If you have student loans piled up like most Americans, you’ve probably wondered (to varying degrees of seriousness) what happens when you stop paying your student loans?
Years of college is generally the way to go to build yourself a better future. A higher education should be able to get you a pretty nice paycheck at the end of every week, however years of college can also leave you with some pretty hefty school loans.
Unfortunately, college is expensive, times can get tough, and you may find yourself choosing between making that student loan payment or put food on your table. You can save money on college textbooks, but that’s not enough.
If you are considering stopping payments on your student loan (or if you don’t have Taylor Swift helping to pay off your student loans) here are seven different things that can happen when you stop paying your student loans.
When you stop paying your student loans…
1. Your Loan Will Become Delinquent
If you stop making payments on your federal student loan, it will move to “delinquent” the very first day you are late. It will take about 90 days for the three major credit bureaus to get notified, in which case your credit score will then be affected.
2. Your Loan Will Go Into Default
Once your federal loan has moved into default, after 270 days of non payment, you will now be responsible for paying the whole balance in full. You are out of time to make up missed payments at this point.
If you have loans through private lenders, they likely will not be as forgiving as the government. In fact, some loans will find themselves heading to collection agencies after two to three payments, whereas others may not go into default until about 120 days after your first missed payment.
3. There are Federal Consequences
If you stop making payments on your federal loans, the government can step in with some pretty harsh consequences. For example, they can garnish your wages, and take back any tax returns that you may be owed, and also take a part of other federal funding that you may be receiving.
4. Loan Balances Get Harder to Pay
The longer you put off making a payment, the larger your payments will get, due to the interest your debt will accrue. If you are already struggling to pay now, it will only get worse, until you take some sort of action.
5. Your Credit Will Suffer
Once the credit reporting agencies have been reported to, your credit score will suffer. With poor credit you will likely struggle to qualify for other future lines of credit, whether for a car loan, or credit card, until you can bring your score back up.
6. You Can Get Sued
Both the government and private lenders could potentially sue you, for not making payments on your student loans. In fact, if the government wins, they can place a lien on your assets, until the loans are paid off, fully.
7. Extra Fees
Once the collection agencies step in, not only will you be receiving a slew of phone calls and letters demanding money, you will also be hit with extra fees from the collection agents.

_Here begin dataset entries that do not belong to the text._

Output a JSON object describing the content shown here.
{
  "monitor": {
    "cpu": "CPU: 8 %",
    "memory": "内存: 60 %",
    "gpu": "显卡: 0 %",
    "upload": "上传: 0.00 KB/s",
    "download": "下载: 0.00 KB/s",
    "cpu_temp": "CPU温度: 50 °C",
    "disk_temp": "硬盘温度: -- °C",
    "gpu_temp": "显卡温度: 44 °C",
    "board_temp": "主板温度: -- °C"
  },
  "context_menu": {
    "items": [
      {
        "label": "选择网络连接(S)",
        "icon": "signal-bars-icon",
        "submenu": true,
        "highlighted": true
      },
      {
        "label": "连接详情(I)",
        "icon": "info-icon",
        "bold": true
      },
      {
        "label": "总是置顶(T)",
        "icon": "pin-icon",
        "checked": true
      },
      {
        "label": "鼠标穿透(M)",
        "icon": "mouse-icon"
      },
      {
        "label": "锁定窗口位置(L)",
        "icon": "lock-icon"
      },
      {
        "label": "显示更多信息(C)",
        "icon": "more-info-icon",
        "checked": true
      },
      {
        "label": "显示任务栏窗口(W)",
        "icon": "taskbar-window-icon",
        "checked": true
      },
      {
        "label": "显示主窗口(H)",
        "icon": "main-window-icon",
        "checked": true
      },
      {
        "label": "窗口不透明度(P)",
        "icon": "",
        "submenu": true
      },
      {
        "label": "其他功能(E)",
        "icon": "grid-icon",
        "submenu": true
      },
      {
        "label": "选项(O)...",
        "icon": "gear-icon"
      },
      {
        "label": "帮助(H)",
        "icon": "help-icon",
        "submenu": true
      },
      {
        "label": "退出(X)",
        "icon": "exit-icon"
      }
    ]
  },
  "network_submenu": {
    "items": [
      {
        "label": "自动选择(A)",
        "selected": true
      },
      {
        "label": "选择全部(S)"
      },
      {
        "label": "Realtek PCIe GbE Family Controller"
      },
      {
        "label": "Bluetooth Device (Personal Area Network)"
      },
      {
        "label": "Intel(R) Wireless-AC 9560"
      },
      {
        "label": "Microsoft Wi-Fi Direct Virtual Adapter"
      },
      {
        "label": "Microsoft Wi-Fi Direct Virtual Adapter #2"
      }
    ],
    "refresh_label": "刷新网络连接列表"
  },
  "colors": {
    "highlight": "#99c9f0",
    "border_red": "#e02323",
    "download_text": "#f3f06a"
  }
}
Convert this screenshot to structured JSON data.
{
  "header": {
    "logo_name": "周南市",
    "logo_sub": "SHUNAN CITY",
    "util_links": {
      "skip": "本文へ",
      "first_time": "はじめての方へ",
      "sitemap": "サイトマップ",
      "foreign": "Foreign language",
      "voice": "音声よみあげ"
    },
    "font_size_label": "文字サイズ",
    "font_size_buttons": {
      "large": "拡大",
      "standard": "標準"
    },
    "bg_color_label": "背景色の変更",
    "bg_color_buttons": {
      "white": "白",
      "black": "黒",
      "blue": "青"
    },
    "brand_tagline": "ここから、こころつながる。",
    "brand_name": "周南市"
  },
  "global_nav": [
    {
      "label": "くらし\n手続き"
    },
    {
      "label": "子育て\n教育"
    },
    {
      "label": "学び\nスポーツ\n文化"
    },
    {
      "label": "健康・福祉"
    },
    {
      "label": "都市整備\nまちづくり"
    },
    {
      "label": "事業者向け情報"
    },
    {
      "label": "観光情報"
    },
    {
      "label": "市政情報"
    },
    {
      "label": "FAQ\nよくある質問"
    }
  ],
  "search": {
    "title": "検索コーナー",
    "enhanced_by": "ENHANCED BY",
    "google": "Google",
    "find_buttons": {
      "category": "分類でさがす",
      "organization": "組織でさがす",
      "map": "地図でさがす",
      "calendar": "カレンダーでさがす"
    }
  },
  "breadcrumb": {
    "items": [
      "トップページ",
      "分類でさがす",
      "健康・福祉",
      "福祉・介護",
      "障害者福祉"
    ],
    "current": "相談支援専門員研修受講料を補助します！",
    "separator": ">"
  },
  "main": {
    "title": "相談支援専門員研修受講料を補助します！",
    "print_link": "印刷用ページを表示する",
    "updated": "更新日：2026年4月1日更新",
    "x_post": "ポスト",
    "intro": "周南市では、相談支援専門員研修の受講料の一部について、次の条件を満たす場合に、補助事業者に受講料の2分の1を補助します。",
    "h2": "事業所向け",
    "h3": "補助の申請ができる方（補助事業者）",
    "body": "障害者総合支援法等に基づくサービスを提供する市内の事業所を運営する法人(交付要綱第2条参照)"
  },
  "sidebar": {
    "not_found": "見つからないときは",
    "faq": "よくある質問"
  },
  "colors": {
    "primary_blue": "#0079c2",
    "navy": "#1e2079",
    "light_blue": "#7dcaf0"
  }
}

What’s the best way to pay off student loans?
Any way you can! You can work a side hustle (this is a great post on how to make extra money) or work on getting a budget in place, but no matter what you do, don’t put off your student loan payments.
What do I do if I can’t pay my student loans?
The first thing you need to do is get in touch with the student loan company. Often there are financial hardship options like forbearance or deferment that can help, at least temporarily. Some also offer sliding payment scales or other graduated repayment plans. Whatever you do, don’t ignore them.
I stupidly put off paying off one of my student loans. I don’t even remember why.
Then I forgot about it.
I got a couple letters, but I didn’t read them. BAD PLAN.
I spent hours putting together and filing our taxes, looking forward to a nice big juicy tax return that we were going to use to take a 7 day cruise (our first REAL vacation since our honeymoon 5 years ago).
Instead I got a letter in the mail saying our ENTIRE tax return had been seized to put towards my student loans from 2001. Needless to say I was devastated, and I felt SO guilty that my husband was going to miss out on our vacation we had planned with our best friends because of my stupid mistake.
Don’t do what I did! Communicate, keep track of your payment arrangements and don’t put your head in the sand.
Oh, and remember that you can’t get out of student loans by filing for bankruptcy, so avoiding them is out of the question.
What are deferment and forbearance?
Both are options that may be available to you when repaying your student loan. During a deferment, you are not responsible for paying the interest that accrues, but you do with forbearance. You can read more about these student loan repayment options here, and check with your student loan servicer to see what options are available for your specific situation.
Have you ever had difficulty paying your student loans? What tricks did you use to get back on track?